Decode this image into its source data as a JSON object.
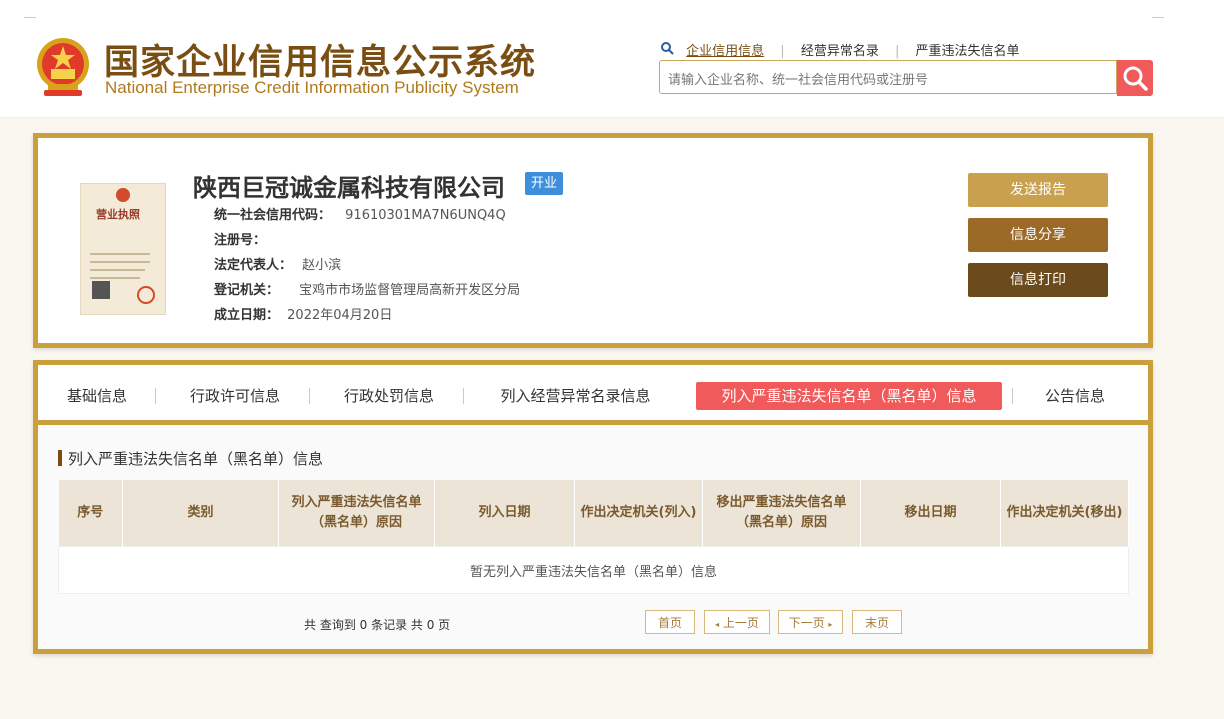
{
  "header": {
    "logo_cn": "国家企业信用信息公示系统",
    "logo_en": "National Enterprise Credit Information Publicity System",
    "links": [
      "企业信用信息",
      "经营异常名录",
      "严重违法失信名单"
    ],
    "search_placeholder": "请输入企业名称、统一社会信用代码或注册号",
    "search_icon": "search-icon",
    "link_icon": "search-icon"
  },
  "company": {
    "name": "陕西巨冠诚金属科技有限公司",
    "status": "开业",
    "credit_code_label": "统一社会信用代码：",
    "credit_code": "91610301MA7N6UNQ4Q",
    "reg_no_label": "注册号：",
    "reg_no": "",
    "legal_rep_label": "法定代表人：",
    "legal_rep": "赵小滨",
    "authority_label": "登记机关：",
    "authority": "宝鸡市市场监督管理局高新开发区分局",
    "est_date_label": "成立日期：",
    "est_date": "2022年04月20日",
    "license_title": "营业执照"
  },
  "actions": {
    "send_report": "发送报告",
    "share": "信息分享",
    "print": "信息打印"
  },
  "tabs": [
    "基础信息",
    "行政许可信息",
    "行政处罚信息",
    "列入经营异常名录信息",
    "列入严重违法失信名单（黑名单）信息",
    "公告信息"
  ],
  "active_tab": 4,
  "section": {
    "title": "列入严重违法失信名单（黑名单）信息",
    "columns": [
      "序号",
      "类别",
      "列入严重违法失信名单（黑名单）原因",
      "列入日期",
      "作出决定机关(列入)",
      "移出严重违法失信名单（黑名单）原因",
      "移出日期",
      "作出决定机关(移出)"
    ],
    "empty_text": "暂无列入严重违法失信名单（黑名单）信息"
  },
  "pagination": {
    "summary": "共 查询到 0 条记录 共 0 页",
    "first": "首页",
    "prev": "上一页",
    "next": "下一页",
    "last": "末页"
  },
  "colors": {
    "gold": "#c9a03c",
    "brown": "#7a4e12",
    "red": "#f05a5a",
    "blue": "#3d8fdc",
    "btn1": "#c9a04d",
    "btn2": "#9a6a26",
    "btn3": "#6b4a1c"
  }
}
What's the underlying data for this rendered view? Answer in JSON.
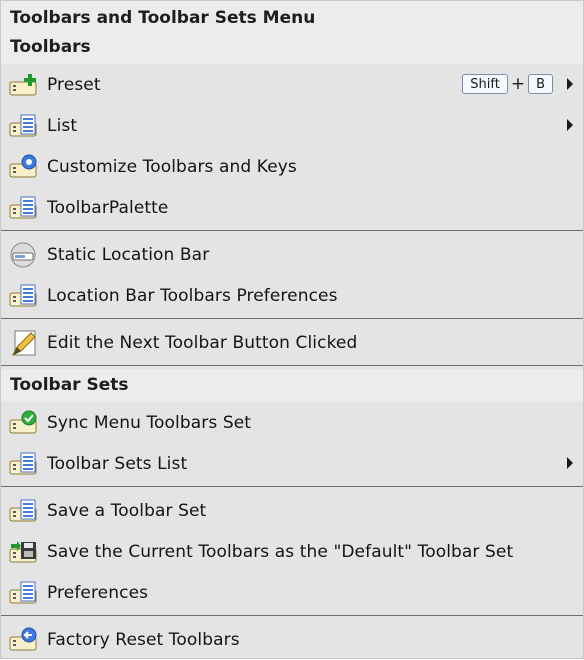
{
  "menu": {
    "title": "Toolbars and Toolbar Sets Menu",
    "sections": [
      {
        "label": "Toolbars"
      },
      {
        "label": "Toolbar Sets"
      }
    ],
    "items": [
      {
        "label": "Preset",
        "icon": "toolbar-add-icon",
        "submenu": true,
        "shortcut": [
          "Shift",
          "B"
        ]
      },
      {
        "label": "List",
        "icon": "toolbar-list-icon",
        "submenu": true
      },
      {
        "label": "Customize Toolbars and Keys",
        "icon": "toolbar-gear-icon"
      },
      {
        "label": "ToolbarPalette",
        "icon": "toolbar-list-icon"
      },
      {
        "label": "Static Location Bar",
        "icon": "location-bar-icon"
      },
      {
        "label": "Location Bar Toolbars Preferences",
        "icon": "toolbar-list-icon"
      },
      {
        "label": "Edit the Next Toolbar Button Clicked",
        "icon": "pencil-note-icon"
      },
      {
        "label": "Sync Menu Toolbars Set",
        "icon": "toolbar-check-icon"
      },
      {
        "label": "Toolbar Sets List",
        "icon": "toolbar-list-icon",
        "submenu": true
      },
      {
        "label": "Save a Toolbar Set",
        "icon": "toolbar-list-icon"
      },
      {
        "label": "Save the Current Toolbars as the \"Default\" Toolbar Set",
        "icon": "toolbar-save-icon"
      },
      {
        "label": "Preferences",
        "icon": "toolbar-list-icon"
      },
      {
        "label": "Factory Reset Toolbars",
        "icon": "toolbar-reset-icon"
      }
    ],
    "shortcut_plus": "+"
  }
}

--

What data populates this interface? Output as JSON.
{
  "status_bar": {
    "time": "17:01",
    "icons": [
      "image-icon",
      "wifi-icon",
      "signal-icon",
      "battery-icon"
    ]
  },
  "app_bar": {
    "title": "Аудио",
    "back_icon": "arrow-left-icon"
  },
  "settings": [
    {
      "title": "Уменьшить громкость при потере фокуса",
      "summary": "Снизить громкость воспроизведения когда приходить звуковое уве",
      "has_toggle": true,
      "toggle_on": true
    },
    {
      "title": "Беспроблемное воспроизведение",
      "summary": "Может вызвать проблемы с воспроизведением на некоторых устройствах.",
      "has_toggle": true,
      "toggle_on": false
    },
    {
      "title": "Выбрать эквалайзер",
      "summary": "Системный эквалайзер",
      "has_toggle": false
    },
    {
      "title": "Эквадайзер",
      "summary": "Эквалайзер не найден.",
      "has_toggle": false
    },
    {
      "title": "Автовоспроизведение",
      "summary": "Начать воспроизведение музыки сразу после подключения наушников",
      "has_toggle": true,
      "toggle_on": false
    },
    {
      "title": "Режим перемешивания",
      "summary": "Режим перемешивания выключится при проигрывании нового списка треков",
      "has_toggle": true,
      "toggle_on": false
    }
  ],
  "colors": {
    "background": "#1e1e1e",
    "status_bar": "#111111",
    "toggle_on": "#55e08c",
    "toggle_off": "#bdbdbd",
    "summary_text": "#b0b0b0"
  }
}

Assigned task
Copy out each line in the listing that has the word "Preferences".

Solved exercise
        "label": "Location Bar Toolbars Preferences",
        "label": "Preferences",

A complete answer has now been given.